It's highly unlikely. The IRS is interested in tracking down people that are knowingly and willfully evading taxes. They’re also human, and understand people make mistakes. If you make a tax error, you can remedy it by filing an amended tax return. If you interpret the tax codes in a way that the IRS disagrees with you also have the right to appeal it with the IRS. They can always still make you pay more, but you’re likely not going to end up in jail for trying to comply, but interpreting laws a different way. If there are differences between what you put on your return and what they have on file, the IRS may send you a letter.
15. Do charitable gifts qualify for a tax deduction?
Probably! You can deduct the first $300 you donate to a charity.
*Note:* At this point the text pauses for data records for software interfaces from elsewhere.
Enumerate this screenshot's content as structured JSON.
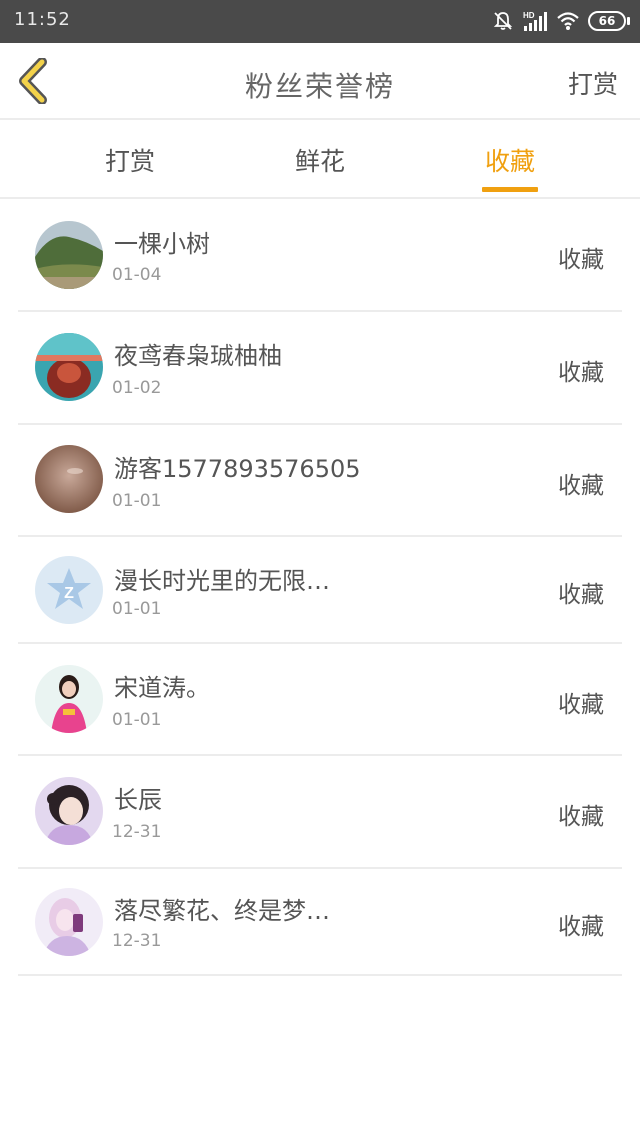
{
  "status": {
    "time": "11:52",
    "battery": "66",
    "net": "HD"
  },
  "header": {
    "title": "粉丝荣誉榜",
    "action": "打赏"
  },
  "tabs": [
    {
      "label": "打赏"
    },
    {
      "label": "鲜花"
    },
    {
      "label": "收藏",
      "active": true
    }
  ],
  "accent_color": "#f0a010",
  "rows": [
    {
      "name": "一棵小树",
      "date": "01-04",
      "action": "收藏",
      "avatar": "landscape-photo"
    },
    {
      "name": "夜鸢春枭珹柚柚",
      "date": "01-02",
      "action": "收藏",
      "avatar": "flowers-photo"
    },
    {
      "name": "游客1577893576505",
      "date": "01-01",
      "action": "收藏",
      "avatar": "blurred-photo"
    },
    {
      "name": "漫长时光里的无限…",
      "date": "01-01",
      "action": "收藏",
      "avatar": "qq-default-icon"
    },
    {
      "name": "宋道涛。",
      "date": "01-01",
      "action": "收藏",
      "avatar": "girl-pink-photo"
    },
    {
      "name": "长辰",
      "date": "12-31",
      "action": "收藏",
      "avatar": "girl-illustration"
    },
    {
      "name": "落尽繁花、终是梦…",
      "date": "12-31",
      "action": "收藏",
      "avatar": "girl-purple-photo"
    }
  ]
}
If you make more significant donations and itemize your deductions on your taxes, you may be able to deduct all of them. Of course, there are conditions, such as the donation must be given to a 501(c)(3) organization, and receipts must be provided.
16. How can I tell if I'm a dependent or not?
There's a potential that you'll be classified as a dependent if you don't support yourself financially. If you are a child under the age of 19 (or under the age of 24 if you are a full-time student) or a qualifying relative who earns less than $4,400 per year, you may be eligible (the tax year 2022). Qualifying dependents may have a job, but they are unable to support themselves for more than half of the year. Read more on this here.
17. What is the definition of adjusted gross income?
Your adjusted gross income is the figure on which many tax calculations are based. It's your entire revenue less any modifications (student loan interest, contributions to retirement accounts, etc.).
18. Does my stock option compensation appear on my W-2?
Yes, stock options are taxable, and your employer will record them on your W-2 box 12V. Equity compensation is taxed differently depending on the kind. Stock options, restricted stock, and restricted stock units, as well as stock appreciation rights, phantom stock, and employee stock purchase schemes, to name a few.
19. What effect does student debt have on my taxes?
Fortunately, you can get a reprieve by deducting the interest paid on student loans up to a limit of $2,500 each year from your taxes.
20. Is it possible to deduct donations from a 529 college savings plan?
Although you cannot deduct this from your federal income taxes, most states allow you to do so. There are certain restrictions. For example, in New York, a married couple can deduct up to $10,000 provided they invest at least as much in a 529 savings account.
Summary of Tax Issues
Only by aligning your plan with your priorities can you truly win the tax game. Our goal is to provide you with all of the information you need to understand and navigate your taxes.
If you're ready to start tax planning, be sure you're working with someone who is on your side of the table and has your best interests at heart.
If you're interested in connecting with us, you can schedule your free 1:1 consultation here.